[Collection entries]
*** Begin section ***
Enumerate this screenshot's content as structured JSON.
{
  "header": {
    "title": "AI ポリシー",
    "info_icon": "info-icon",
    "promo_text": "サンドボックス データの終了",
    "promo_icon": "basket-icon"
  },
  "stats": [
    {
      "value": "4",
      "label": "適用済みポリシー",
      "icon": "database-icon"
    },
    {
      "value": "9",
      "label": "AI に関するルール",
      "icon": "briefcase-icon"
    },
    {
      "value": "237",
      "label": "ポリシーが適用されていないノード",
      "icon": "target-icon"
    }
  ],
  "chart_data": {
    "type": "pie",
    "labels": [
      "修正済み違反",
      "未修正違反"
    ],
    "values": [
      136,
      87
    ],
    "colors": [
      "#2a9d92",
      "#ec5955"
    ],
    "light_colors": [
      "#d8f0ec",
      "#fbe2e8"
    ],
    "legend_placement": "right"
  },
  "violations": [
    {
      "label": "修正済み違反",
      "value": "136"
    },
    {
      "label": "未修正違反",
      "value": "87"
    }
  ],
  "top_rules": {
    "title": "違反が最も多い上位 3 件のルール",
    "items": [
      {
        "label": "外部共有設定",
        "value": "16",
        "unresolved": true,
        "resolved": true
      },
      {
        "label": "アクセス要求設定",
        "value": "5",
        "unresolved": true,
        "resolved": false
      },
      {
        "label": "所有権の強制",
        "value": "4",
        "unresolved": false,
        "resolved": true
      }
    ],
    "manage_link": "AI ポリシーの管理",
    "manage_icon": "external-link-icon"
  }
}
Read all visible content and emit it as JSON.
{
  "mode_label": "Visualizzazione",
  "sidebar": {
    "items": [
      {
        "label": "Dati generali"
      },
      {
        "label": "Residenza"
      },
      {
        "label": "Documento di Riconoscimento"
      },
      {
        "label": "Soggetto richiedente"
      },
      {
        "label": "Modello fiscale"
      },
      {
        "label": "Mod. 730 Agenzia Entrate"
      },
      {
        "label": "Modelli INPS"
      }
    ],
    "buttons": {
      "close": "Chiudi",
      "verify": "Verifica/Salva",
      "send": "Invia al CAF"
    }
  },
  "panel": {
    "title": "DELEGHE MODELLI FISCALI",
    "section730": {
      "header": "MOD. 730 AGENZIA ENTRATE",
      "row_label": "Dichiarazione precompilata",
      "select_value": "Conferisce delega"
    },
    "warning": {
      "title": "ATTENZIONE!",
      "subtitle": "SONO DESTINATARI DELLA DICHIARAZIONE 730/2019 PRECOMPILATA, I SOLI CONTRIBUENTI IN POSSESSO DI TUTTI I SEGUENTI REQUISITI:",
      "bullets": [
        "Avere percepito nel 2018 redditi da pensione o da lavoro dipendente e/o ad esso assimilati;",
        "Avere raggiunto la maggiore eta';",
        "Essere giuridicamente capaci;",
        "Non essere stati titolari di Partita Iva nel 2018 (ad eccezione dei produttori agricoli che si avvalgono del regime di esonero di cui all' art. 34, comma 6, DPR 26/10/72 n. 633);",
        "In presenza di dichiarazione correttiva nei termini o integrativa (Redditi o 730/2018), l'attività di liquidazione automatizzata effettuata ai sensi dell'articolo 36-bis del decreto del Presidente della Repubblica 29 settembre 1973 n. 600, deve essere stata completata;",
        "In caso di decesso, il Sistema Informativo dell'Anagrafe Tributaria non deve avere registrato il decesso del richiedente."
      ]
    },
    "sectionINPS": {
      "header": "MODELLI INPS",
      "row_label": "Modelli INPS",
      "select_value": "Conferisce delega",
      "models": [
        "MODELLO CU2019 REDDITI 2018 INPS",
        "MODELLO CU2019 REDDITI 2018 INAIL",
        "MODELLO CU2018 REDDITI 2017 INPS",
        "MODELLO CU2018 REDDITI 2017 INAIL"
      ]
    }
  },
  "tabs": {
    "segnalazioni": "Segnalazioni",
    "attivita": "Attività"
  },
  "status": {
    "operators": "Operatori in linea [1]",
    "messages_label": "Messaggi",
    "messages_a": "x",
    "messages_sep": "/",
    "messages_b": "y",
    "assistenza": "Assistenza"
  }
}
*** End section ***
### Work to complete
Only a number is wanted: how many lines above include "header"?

### Exercise output
3